The dwarf planet Ceres – long believed to be a barren space – is an ocean world with seawater reservoirs beneath it, the results of a major exploration mission showed on Monday.
Ceres is the largest object in the asteroid belt between Mars and Jupiter and has its own gravity, enabling the NASA Dawn spacecraft to capture high-resolution images on its surface.
Today a team of scientists from the United States and Europe analyzes images that have been removed from the orbiter, obtained around 35 kilometers (22 miles) from the asteroid.
They focused on Occator’s 20-million-year-old crater and determined that there was a “vast reservoir” of brine beneath it.

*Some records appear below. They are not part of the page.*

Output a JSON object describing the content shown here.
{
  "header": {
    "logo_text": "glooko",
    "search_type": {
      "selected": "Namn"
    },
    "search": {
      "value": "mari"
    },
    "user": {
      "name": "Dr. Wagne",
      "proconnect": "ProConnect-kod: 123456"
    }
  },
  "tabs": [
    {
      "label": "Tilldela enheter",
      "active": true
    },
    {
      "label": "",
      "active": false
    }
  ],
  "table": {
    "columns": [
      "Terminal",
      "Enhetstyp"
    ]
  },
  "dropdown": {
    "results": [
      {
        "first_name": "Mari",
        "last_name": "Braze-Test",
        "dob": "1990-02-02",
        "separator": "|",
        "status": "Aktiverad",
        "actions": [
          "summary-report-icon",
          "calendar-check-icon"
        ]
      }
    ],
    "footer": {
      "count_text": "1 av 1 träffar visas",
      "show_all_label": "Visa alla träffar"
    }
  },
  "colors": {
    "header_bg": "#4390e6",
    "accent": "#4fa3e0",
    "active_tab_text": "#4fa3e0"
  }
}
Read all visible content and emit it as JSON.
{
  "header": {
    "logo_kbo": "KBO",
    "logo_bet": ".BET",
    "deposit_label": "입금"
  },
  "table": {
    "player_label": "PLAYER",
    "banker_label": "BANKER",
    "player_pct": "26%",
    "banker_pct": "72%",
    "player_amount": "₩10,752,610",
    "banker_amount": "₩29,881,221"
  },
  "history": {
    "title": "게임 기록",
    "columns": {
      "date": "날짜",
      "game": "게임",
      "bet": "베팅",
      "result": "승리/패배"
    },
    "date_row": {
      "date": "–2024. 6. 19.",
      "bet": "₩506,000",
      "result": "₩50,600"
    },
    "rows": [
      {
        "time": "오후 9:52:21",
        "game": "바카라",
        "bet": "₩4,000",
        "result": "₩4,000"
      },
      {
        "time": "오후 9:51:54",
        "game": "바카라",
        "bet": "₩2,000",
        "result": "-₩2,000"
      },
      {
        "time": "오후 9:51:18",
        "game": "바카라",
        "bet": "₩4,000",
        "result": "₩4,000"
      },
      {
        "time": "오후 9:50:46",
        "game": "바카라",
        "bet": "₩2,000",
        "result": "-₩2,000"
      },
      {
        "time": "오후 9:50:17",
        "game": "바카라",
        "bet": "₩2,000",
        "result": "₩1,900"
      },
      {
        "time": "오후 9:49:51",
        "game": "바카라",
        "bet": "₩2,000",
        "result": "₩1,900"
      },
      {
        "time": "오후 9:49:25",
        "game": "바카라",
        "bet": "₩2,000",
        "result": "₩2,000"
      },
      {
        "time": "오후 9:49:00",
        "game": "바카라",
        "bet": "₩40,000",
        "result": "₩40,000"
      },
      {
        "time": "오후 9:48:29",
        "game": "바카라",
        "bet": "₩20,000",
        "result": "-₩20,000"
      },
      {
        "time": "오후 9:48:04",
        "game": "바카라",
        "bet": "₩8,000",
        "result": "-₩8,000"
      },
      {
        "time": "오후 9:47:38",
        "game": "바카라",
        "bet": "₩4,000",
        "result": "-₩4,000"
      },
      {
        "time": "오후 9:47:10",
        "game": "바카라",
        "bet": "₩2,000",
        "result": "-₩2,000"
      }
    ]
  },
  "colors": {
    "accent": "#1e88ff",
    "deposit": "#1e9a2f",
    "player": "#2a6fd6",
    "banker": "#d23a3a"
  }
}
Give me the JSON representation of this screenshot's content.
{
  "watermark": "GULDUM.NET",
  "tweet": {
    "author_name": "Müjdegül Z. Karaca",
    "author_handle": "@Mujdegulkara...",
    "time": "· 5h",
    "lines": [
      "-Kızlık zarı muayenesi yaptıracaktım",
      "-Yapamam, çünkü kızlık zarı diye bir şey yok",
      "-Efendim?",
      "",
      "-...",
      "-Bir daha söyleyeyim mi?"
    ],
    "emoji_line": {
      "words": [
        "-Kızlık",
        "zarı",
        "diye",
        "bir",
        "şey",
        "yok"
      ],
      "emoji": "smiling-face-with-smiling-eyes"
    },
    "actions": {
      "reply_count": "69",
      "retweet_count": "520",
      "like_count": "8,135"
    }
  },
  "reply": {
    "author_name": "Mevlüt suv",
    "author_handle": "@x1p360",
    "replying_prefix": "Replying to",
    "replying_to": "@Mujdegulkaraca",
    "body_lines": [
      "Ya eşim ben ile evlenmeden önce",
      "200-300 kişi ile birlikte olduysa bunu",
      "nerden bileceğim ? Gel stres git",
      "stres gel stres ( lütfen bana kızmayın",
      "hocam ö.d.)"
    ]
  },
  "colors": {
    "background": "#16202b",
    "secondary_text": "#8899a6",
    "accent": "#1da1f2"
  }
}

Numerous studies published Monday in the journals Nature Astronomy, Nature Geoscience and Nature Communications also shed additional light on the dwarf planet, discovered by Italian polymath Giuseppe Piazzi in 1801.
Using infrared imaging, a team discovered the presence of the compound hydrohalite – a material common in sea ice but has so far not been detected on Earth.
Maria Cristina De Sanctis, from the National Institute of Astrophysics of Rome says hydrohalite is a clear Ceres’ sign used to have sea water.
“We can now say that Ceres is a kind of ocean world, like some of the moons of Saturn and Jupiter,” he told AFP.
The team says salt deposits seem to have built up over the last two million years – a twinkle in an hour in space.
This indicates that brine could still ascend from the interior of the planet, something De Sanctis said could have profound implications for future studies.
“The material found in Ceres is very important in terms of astrobiology,” he said.
“We know these minerals are paramount for the emergence of life.”
Writing in an accompanying comment article, Julie Castillo-Rogez, from the Jet Propulsion Laboratory of the California Institute of Technology, said the discovery of hydrohalite was a “smoking gun” for continuous water activity.
“That material is not stable on Ceres’ surface, and therefore should be released recently, ”he said.
In a separate paper, US-based researchers examined images of the Occitor crater and found that its mounds and hills could have formed when the water was moved by the impact of a meteor froze on the surface.
The authors say that their findings show that such water-freezing processes “transcend Earth and Mars, and have been active in Ceres in the geological past recently”.
pg / klm / dl